so called to distinguish it from Antioch in Syria, where the apostles received their ordination. preached to the Jews in their synagogue ; but meeting with blasphemous opposition, they told them plainly, that they thought it reasonable to preach the gospel first to them; but as they had so unthankfully rejected it, they would now make the same offers of salvation to the Gentiles, according to the commandment of God, by his prophets; but the exasperated Jews stirred up some of the principal citizens to persecute them, and force them to leave the city; whereupon they departed from Antioch, and came to Iconium the metropolis of Lycaonia, where they continued a considerable time, preaching in the synagogues with great success: but, at last, the old spirit of Jewish rage and malice prevailed against them, and obliged them, in order to avoid the madness of the multitude, to retire to Derbe, a city of Lycaonia.

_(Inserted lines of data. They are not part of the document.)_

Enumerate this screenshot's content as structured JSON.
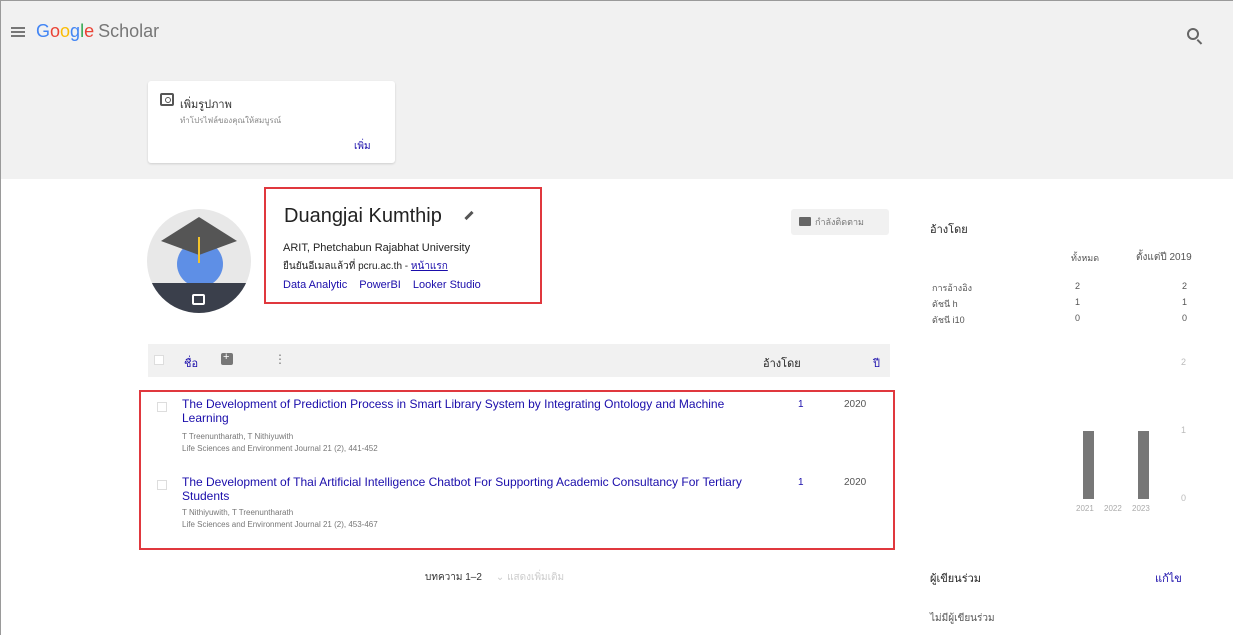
{
  "header": {
    "logo_letters": [
      "G",
      "o",
      "o",
      "g",
      "l",
      "e"
    ],
    "logo_suffix": "Scholar"
  },
  "photo_card": {
    "title": "เพิ่มรูปภาพ",
    "subtitle": "ทำโปรไฟล์ของคุณให้สมบูรณ์",
    "add_label": "เพิ่ม"
  },
  "profile": {
    "name": "Duangjai Kumthip",
    "affiliation": "ARIT, Phetchabun Rajabhat University",
    "verified_text": "ยืนยันอีเมลแล้วที่ pcru.ac.th - ",
    "homepage_label": "หน้าแรก",
    "interests": [
      "Data Analytic",
      "PowerBI",
      "Looker Studio"
    ],
    "follow_label": "กำลังติดตาม"
  },
  "table": {
    "title_col": "ชื่อ",
    "more_icon": "⋮",
    "cited_by_col": "อ้างโดย",
    "year_col": "ปี",
    "articles": [
      {
        "title": "The Development of Prediction Process in Smart Library System by Integrating Ontology and Machine Learning",
        "authors": "T Treenuntharath, T Nithiyuwith",
        "journal": "Life Sciences and Environment Journal 21 (2), 441-452",
        "cited_by": "1",
        "year": "2020"
      },
      {
        "title": "The Development of Thai Artificial Intelligence Chatbot For Supporting Academic Consultancy For Tertiary Students",
        "authors": "T Nithiyuwith, T Treenuntharath",
        "journal": "Life Sciences and Environment Journal 21 (2), 453-467",
        "cited_by": "1",
        "year": "2020"
      }
    ],
    "pager_text": "บทความ 1–2",
    "show_more": "แสดงเพิ่มเติม"
  },
  "cited_panel": {
    "title": "อ้างโดย",
    "col_all": "ทั้งหมด",
    "col_since": "ตั้งแต่ปี 2019",
    "rows": [
      {
        "label": "การอ้างอิง",
        "all": "2",
        "since": "2"
      },
      {
        "label": "ดัชนี h",
        "all": "1",
        "since": "1"
      },
      {
        "label": "ดัชนี i10",
        "all": "0",
        "since": "0"
      }
    ]
  },
  "chart_data": {
    "type": "bar",
    "categories": [
      "2021",
      "2022",
      "2023"
    ],
    "values": [
      1,
      0,
      1
    ],
    "y_ticks": [
      "2",
      "1",
      "0"
    ],
    "ylim": [
      0,
      2
    ]
  },
  "coauthors": {
    "title": "ผู้เขียนร่วม",
    "edit_label": "แก้ไข",
    "empty_text": "ไม่มีผู้เขียนร่วม"
  },
  "colors": {
    "link": "#1a0dab",
    "highlight_border": "#e0383e",
    "bar": "#777777"
  }
}
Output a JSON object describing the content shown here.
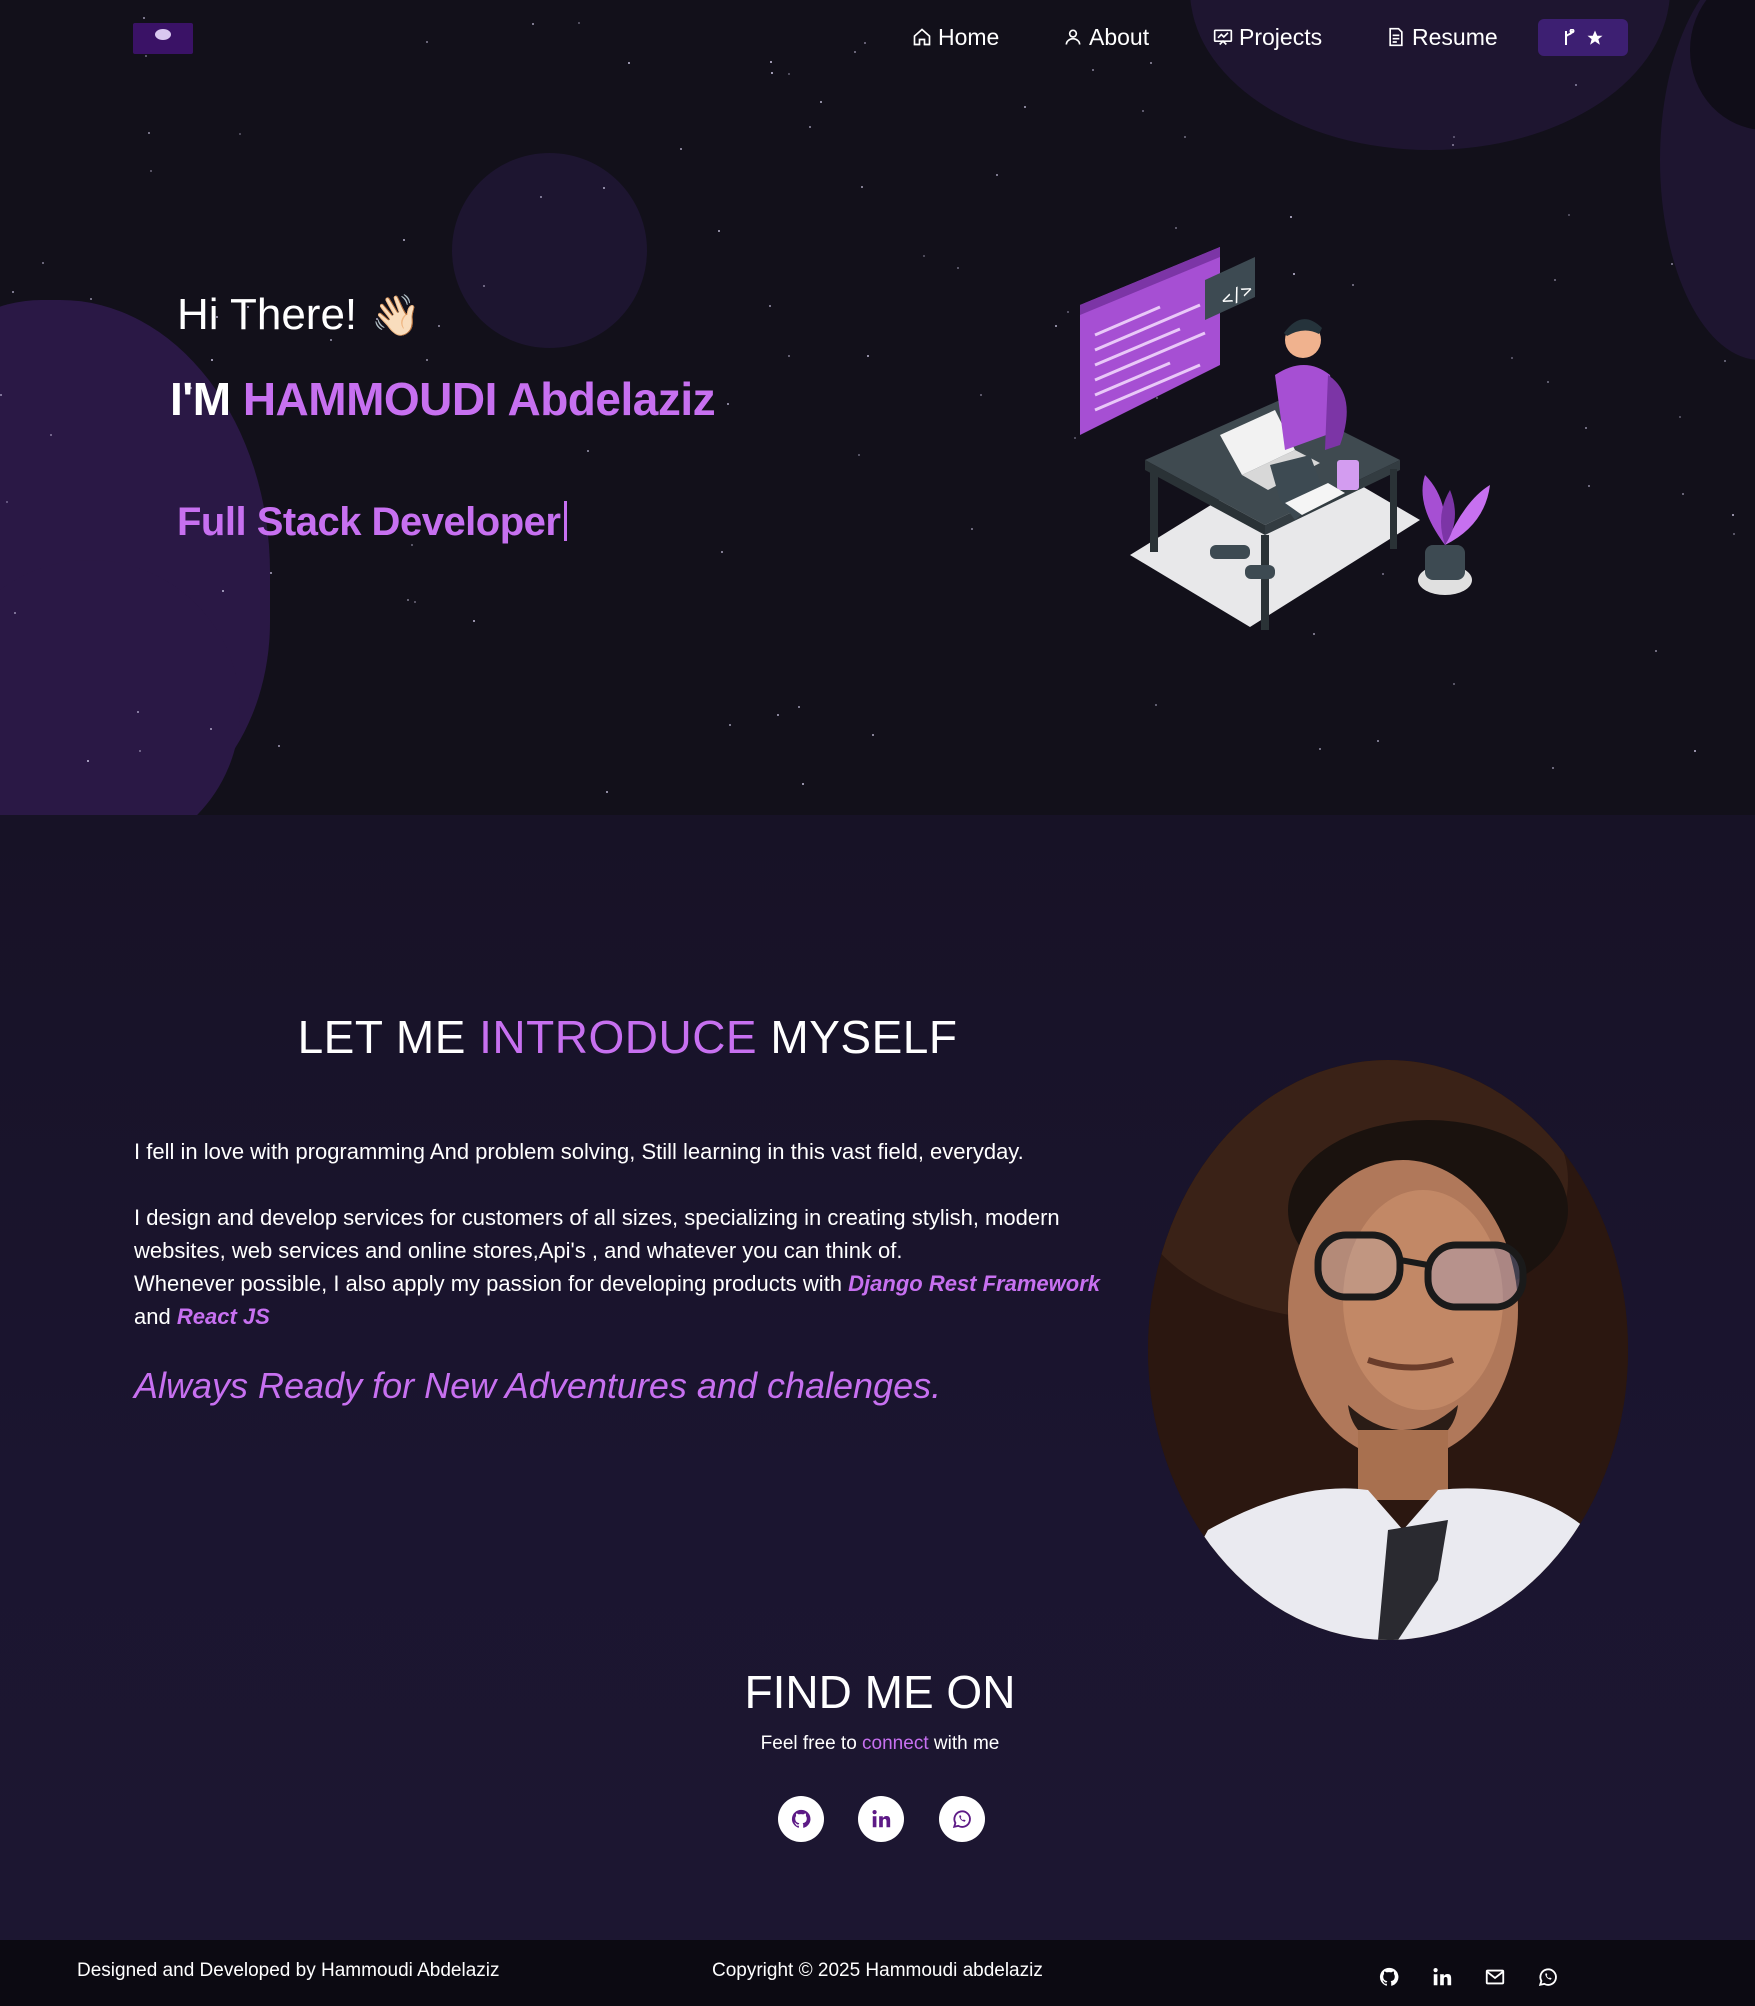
{
  "nav": {
    "items": [
      {
        "label": "Home",
        "icon": "home-icon"
      },
      {
        "label": "About",
        "icon": "user-icon"
      },
      {
        "label": "Projects",
        "icon": "projects-icon"
      },
      {
        "label": "Resume",
        "icon": "document-icon"
      }
    ],
    "github_button_icons": [
      "git-fork-icon",
      "star-icon"
    ]
  },
  "hero": {
    "greeting": "Hi There!",
    "wave": "👋🏻",
    "im_prefix": "I'M ",
    "name": "HAMMOUDI Abdelaziz",
    "role": "Full Stack Developer"
  },
  "intro": {
    "title_pre": "LET ME ",
    "title_accent": "INTRODUCE",
    "title_post": " MYSELF",
    "p1": "I fell in love with programming And problem solving, Still learning in this vast field, everyday.",
    "p2_a": "I design and develop services for customers of all sizes, specializing in creating stylish, modern websites, web services and online stores,Api's , and whatever you can think of.",
    "p2_b": "Whenever possible, I also apply my passion for developing products with ",
    "tech1": "Django Rest Framework",
    "and": "and",
    "tech2": "React JS",
    "tagline": "Always Ready for New Adventures and chalenges."
  },
  "find": {
    "title": "FIND ME ON",
    "sub_pre": "Feel free to ",
    "sub_accent": "connect",
    "sub_post": " with me",
    "socials": [
      "github-icon",
      "linkedin-icon",
      "whatsapp-icon"
    ]
  },
  "footer": {
    "left": "Designed and Developed by Hammoudi Abdelaziz",
    "copyright": "Copyright © 2025 Hammoudi abdelaziz",
    "icons": [
      "github-icon",
      "linkedin-icon",
      "mail-icon",
      "whatsapp-icon"
    ]
  },
  "colors": {
    "accent": "#c770f0",
    "background": "#14101f",
    "button": "#3d1f72"
  }
}
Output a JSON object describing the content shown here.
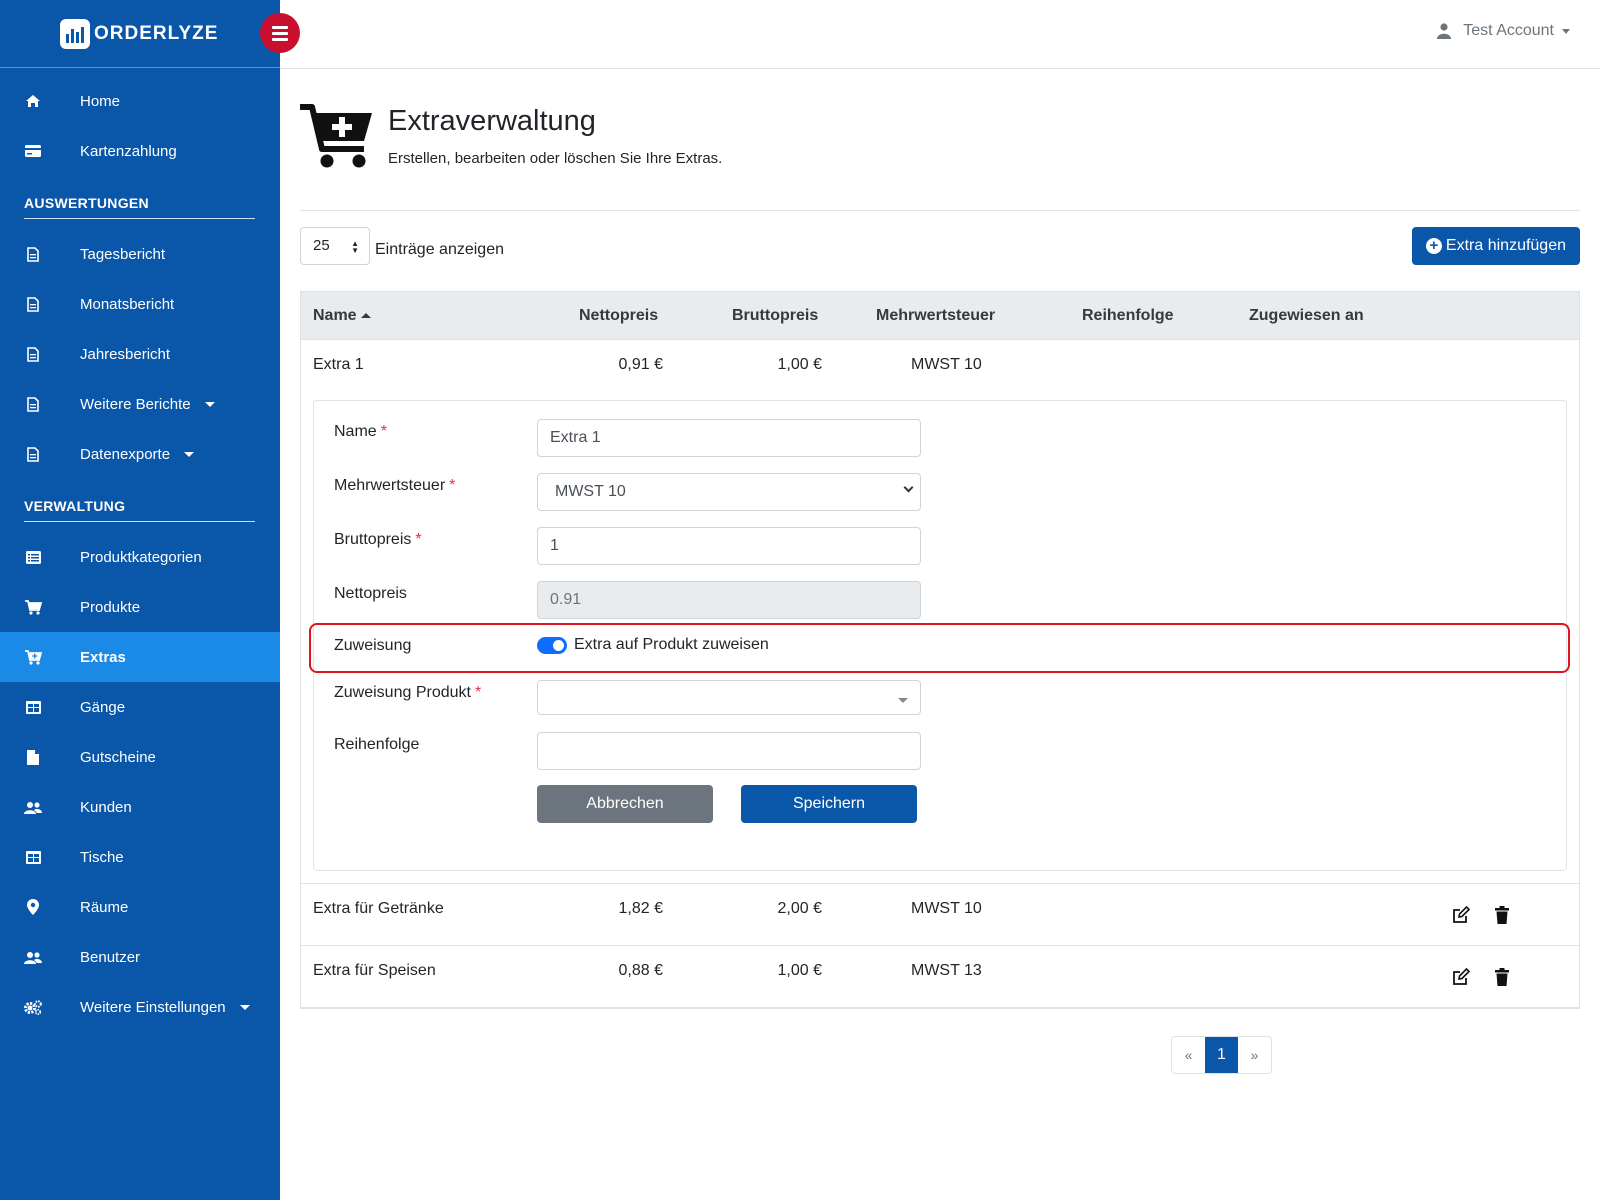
{
  "brand": {
    "name": "ORDERLYZE"
  },
  "account": {
    "name": "Test Account"
  },
  "sidebar": {
    "top_items": [
      {
        "label": "Home",
        "icon": "home-icon"
      },
      {
        "label": "Kartenzahlung",
        "icon": "credit-card-icon"
      }
    ],
    "section_reports": "AUSWERTUNGEN",
    "report_items": [
      {
        "label": "Tagesbericht",
        "icon": "file-icon"
      },
      {
        "label": "Monatsbericht",
        "icon": "file-icon"
      },
      {
        "label": "Jahresbericht",
        "icon": "file-icon"
      },
      {
        "label": "Weitere Berichte",
        "icon": "file-icon"
      },
      {
        "label": "Datenexporte",
        "icon": "file-icon"
      }
    ],
    "section_admin": "VERWALTUNG",
    "admin_items": [
      {
        "label": "Produktkategorien",
        "icon": "list-icon"
      },
      {
        "label": "Produkte",
        "icon": "cart-icon"
      },
      {
        "label": "Extras",
        "icon": "cart-plus-icon",
        "active": true
      },
      {
        "label": "Gänge",
        "icon": "table-icon"
      },
      {
        "label": "Gutscheine",
        "icon": "document-icon"
      },
      {
        "label": "Kunden",
        "icon": "users-icon"
      },
      {
        "label": "Tische",
        "icon": "table-icon"
      },
      {
        "label": "Räume",
        "icon": "map-marker-icon"
      },
      {
        "label": "Benutzer",
        "icon": "users-icon"
      },
      {
        "label": "Weitere Einstellungen",
        "icon": "cogs-icon"
      }
    ]
  },
  "page": {
    "title": "Extraverwaltung",
    "subtitle": "Erstellen, bearbeiten oder löschen Sie Ihre Extras."
  },
  "toolbar": {
    "page_length": "25",
    "page_length_label": "Einträge anzeigen",
    "add_label": "Extra hinzufügen"
  },
  "table": {
    "headers": {
      "name": "Name",
      "net": "Nettopreis",
      "gross": "Bruttopreis",
      "tax": "Mehrwertsteuer",
      "order": "Reihenfolge",
      "assigned": "Zugewiesen an"
    },
    "rows": [
      {
        "name": "Extra 1",
        "net": "0,91 €",
        "gross": "1,00 €",
        "tax": "MWST 10"
      },
      {
        "name": "Extra für Getränke",
        "net": "1,82 €",
        "gross": "2,00 €",
        "tax": "MWST 10"
      },
      {
        "name": "Extra für Speisen",
        "net": "0,88 €",
        "gross": "1,00 €",
        "tax": "MWST 13"
      }
    ]
  },
  "form": {
    "name_label": "Name",
    "name_value": "Extra 1",
    "tax_label": "Mehrwertsteuer",
    "tax_value": "MWST 10",
    "gross_label": "Bruttopreis",
    "gross_value": "1",
    "net_label": "Nettopreis",
    "net_value": "0.91",
    "assign_label": "Zuweisung",
    "assign_toggle_label": "Extra auf Produkt zuweisen",
    "assign_toggle_on": true,
    "assign_product_label": "Zuweisung Produkt",
    "assign_product_value": "",
    "order_label": "Reihenfolge",
    "order_value": "",
    "cancel_label": "Abbrechen",
    "save_label": "Speichern",
    "required_mark": "*"
  },
  "pagination": {
    "prev": "«",
    "current": "1",
    "next": "»"
  },
  "colors": {
    "sidebar": "#0a56a8",
    "active": "#1a8ae6",
    "toggle_button": "#c8102e",
    "highlight": "#e0151f"
  }
}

They returned from Derbe to Lystra, Iconium, and Antioch in Pisidia, confirming the souls of the disciples, and exhorting them to continue in the faith ; and that we must through much tribulation enter into the kingdom of God. After a short stay, they again visited the churches of Pamphylia, Perga, and Attalia, where they took ship and sailed to Antioch in Syria, the place from whence they first set out. Presently after their arrival, they called the church of this city together, and gave them an account of their travels, and of the great success which had attended their preaching in the Gentile world.
They had not long continued in this city, before their assistance was required to compose a difference in this church,occasioned by some of the Jewish converts, who endeavoured to persuade the Gentiles that they were bound to observe the law of Moses, as well as that of CHRIST; and be circumcised as well as baptized. Barnabas endeavoured to persuade the zealots from pressing such unnecessary observations; but all his endea
vours proving ineffectual, he was deputed with St. Paul, and others, to go to the church at Jerusalem, to submit the question to be determined there in a full assembly.
During their stay at Jerusalem, Mark, in all probability, reconciled himself to his uncle Barnabas, and returned with him and St. Paul to Antioch, after they had succeeded in their business at Jerusalem, and obtained a decree from the synod there, that the Gentile converts should not have circumcision and other Mosaic rites imposed upon them, as they were now under the gospel dispensation.
The minds of the Gentiles were greatly quieted and comforted by this determination; nevertheless it did not prevent the bigotted Jews from keeping up a separation from them; and that with so much obstinacy, that when St. Peter some time after came to Antioch, he, for fear of offending them, contradicted his former practice, and late speech apd vote in the synod of Jerusalem, by refraining from all kind of communion with the Gentiles; and Barnabas himself, though so great and good a man, was induced, by the authority of his example to commit the same error; though doubtless, on being reproved by St. Paul, they both took more courage, and walked according to that true Jiberty and freedom which the gospel imparts.
After this transaction, Paul made a proposal to Barnabas, that they should repeat their late travels amongst the Gentiles, and see how the churches they had planted increased in their numbers, and improved in the doctrines they had taught them. Barnabas very readily complied with the proposal, but desired they might take with them this reconciled nephew, John Mark. This Paul absolutely refused, because in their former voyage, Mark had not shewn the constancy of a faithful minister of Christ, but consulted his own ease at a dangerous juncture, departed from them without